Our second race was not until Sunday, so we had time to socialise with friends near Norwich. Gary Chappell joined us explaining that the recovery crew had ripped off his oil pipes when they went to move him after the race. Gary had pulled off with a broken clutch just to add to his woes. Rained was forecast but it did not arrive until just before our start. Everyone had time to fit wets, or in Woody’s case fit whatever he could find!!! After two warm up laps, where Rod almost caught the tail of the field (not sure what he was up to, but he did have an off here in the rain once, so perhaps he wanted to know how much grip there was). The start went OK this time and Greg and Rod ran side by side as far as Sear corner. On the back straight Rod edged slightly ahead and appeared first around Coram. Greg kept the pressure on, benefiting from a new set of wet tyres. Eventually his persistence paid off when Rod was wrong footed by a group of back markers going into the bomb Hole (not their fault I hasten to add). Greg slipped by going around Coram. Rod soon struck back and slipped alongside the bright RS500 going into Sear. This was great stuff, and on a treacherous track it made it even more remarkable. Both drivers put in their fastest laps on lap six, but Rod was nearly a second faster and he maintained a small advantage to the chequered flag. 38 seconds back, Richard Brent took a remarkable third overall. His delight at this result was a pleasure to see, plus he also got voted the driver of the race. Andy Thompson completed the unlapped runners in fourth; such had been the pace of the leaders. Fifth went to a very happy Mark Hosken, although he thought his rear differential was not working properly. Ray Barrow was less than a second behind Mark, and just behind Ray was Darren Bly (winning class D again).

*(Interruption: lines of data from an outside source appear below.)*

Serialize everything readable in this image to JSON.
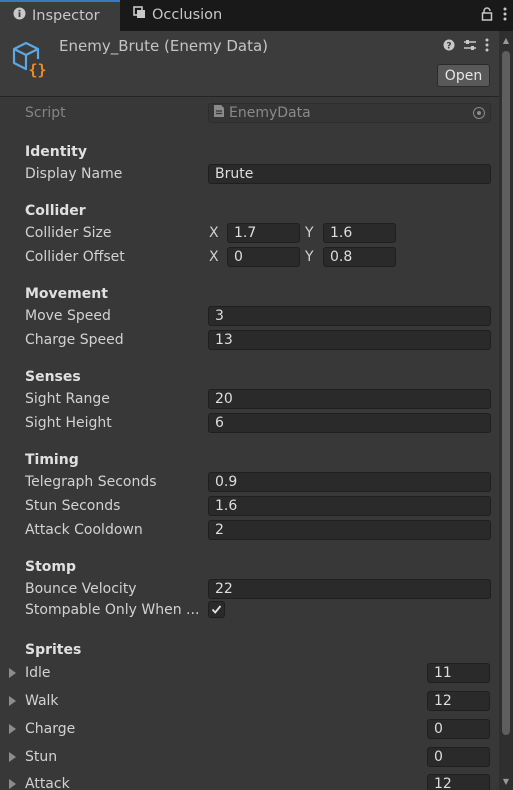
{
  "tabs": {
    "inspector": "Inspector",
    "occlusion": "Occlusion"
  },
  "header": {
    "title": "Enemy_Brute (Enemy Data)",
    "open_button": "Open"
  },
  "script": {
    "label": "Script",
    "value": "EnemyData"
  },
  "identity": {
    "heading": "Identity",
    "display_name_label": "Display Name",
    "display_name": "Brute"
  },
  "collider": {
    "heading": "Collider",
    "size_label": "Collider Size",
    "size_x": "1.7",
    "size_y": "1.6",
    "offset_label": "Collider Offset",
    "offset_x": "0",
    "offset_y": "0.8",
    "x_axis": "X",
    "y_axis": "Y"
  },
  "movement": {
    "heading": "Movement",
    "move_speed_label": "Move Speed",
    "move_speed": "3",
    "charge_speed_label": "Charge Speed",
    "charge_speed": "13"
  },
  "senses": {
    "heading": "Senses",
    "sight_range_label": "Sight Range",
    "sight_range": "20",
    "sight_height_label": "Sight Height",
    "sight_height": "6"
  },
  "timing": {
    "heading": "Timing",
    "telegraph_label": "Telegraph Seconds",
    "telegraph": "0.9",
    "stun_label": "Stun Seconds",
    "stun": "1.6",
    "cooldown_label": "Attack Cooldown",
    "cooldown": "2"
  },
  "stomp": {
    "heading": "Stomp",
    "bounce_label": "Bounce Velocity",
    "bounce": "22",
    "stompable_label": "Stompable Only When ...",
    "stompable_checked": true
  },
  "sprites": {
    "heading": "Sprites",
    "items": [
      {
        "label": "Idle",
        "count": "11"
      },
      {
        "label": "Walk",
        "count": "12"
      },
      {
        "label": "Charge",
        "count": "0"
      },
      {
        "label": "Stun",
        "count": "0"
      },
      {
        "label": "Attack",
        "count": "12"
      }
    ]
  },
  "colors": {
    "accent": "#3a79bb",
    "icon_blue": "#5aa8e6",
    "icon_orange": "#f08a24"
  }
}
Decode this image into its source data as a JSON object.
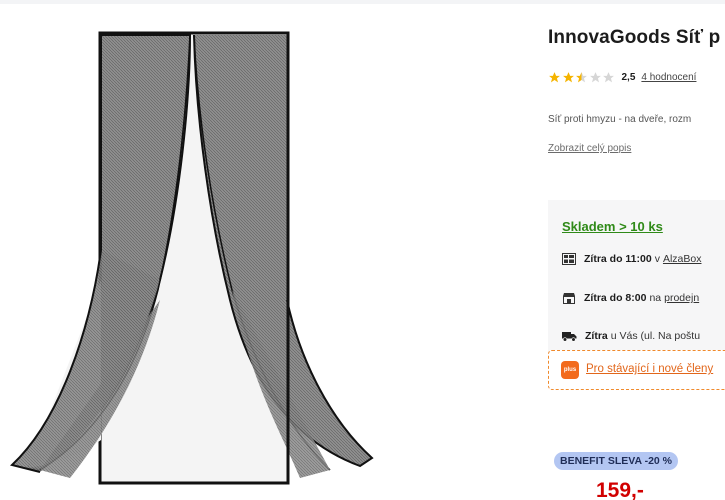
{
  "product": {
    "title": "InnovaGoods Síť p",
    "rating_value": "2,5",
    "rating_stars": 2.5,
    "rating_count": "4 hodnocení",
    "short_description": "Síť proti hmyzu - na dveře, rozm",
    "show_full_description": "Zobrazit celý popis",
    "image_icon": "magnetic-door-screen-image"
  },
  "availability": {
    "stock_label": "Skladem > 10 ks",
    "options": [
      {
        "bold": "Zítra do 11:00",
        "text": " v ",
        "link": "AlzaBox"
      },
      {
        "bold": "Zítra do 8:00",
        "text": " na ",
        "link": "prodejn"
      },
      {
        "bold": "Zítra",
        "text": " u Vás (ul. Na poštu",
        "link": ""
      }
    ]
  },
  "alzaplus": {
    "logo_text": "plus",
    "text": "Pro stávající i nové členy"
  },
  "pricing": {
    "benefit_label": "BENEFIT SLEVA -20 %",
    "price": "159,-"
  },
  "colors": {
    "stock_green": "#2f8a18",
    "price_red": "#d10000",
    "alzaplus_orange": "#f26b1d",
    "benefit_blue": "#b3c6f2",
    "star_gold": "#f5b400"
  }
}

Ray Adams had a good run into eighth place with his smart Seat, although the other class B runners had either non-started or retired (most notably Steve Weatherley and Rick May). Lee McNair triumphed in class E from a fast closing Mike Edgell, Peter Crewes having pulled off at the Bomb Hole on lap six. Into 11th place (and first tin top) was Gary Cole with his neat Citroen Xsara. His tyres were much better suited than Martin Johnston’s, which are nearly five years old. Greg Pye finished two laps down in 13th, pursued by Neville Moore. Alan Cherry had a ringside seat of Andy Woods-Dean’s antics in the Renault Megane. Woody’s odd tyres made for a very eventful experience, but at least he netted some more points. Likewise John Cross struggled valiantly with his V8 monster, as did all the drivers really. It must be said that the conditions were very difficult so it was good to see that most survived. Steve Dann suffered a drowned engine and some pulled off with visibility problems, but at least there were no accidents. A quick mention goes to Chris Adams, who set the third fastest lap in the race after an incident. Although Chris finished second to last, he threw his Integra around with great gusto.

There now follows a seven week break before Castle Combe. Expect another full grid at this popular venue, and hopefully the sun will shine like last year. We have a few things to check out, most notable a possible head gasket leak.